However, advancements in technology have led to more accurate weather forecasts. Today, three-day forecasts are as reliable as 36-hour forecasts in the 1980s, and the error in hurricane-tracking predictions has reduced by two-thirds since the 1970s.
This improvement is due to computer models that collect data on temperature, clouds, and winds, and use mathematical equations to make predictions. As more factors were identified and fed into the model, the accuracy of the forecast improved.
Similar attempts have been made in the stock market to predict market behavior.
Despite endless efforts to identify predictive variables, none of them have much value, especially in the short term. Guessing is no way to make investment decisions.
As Ben Graham, a pioneering investor, said, "In the short run, the stock market behaves like a voting machine, but in the long term, it acts like a weighing machine."
The collective feelings of humans often dictate the stock market, based on fear or greed, making it challenging to predict which way the vote will go. Investing is not a physical science, and it doesn't follow set laws.
Although human behavior seems predictable, it's challenging to know what we're doing until it's too late. Therefore, beyond the basics, such as stocks typically performing better than bonds or cash in the long run and low expenses being a good sign of future relative performance, the stock market remains a guessing game.

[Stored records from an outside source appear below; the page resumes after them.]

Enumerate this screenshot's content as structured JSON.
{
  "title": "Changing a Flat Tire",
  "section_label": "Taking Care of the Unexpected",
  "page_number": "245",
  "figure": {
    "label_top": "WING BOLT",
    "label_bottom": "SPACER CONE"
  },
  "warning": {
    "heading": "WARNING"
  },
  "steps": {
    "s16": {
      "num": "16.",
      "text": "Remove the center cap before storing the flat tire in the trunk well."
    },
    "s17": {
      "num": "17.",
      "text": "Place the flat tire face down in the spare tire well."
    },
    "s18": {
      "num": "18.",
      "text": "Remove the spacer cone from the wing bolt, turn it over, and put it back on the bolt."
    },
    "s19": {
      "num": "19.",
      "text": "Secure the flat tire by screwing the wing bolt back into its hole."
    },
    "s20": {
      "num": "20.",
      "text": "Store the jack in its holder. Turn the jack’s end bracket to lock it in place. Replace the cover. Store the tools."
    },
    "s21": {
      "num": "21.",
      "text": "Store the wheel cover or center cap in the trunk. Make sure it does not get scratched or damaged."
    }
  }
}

It's crucial to remember that there is no proven, market-predicting model that only a select few have access to.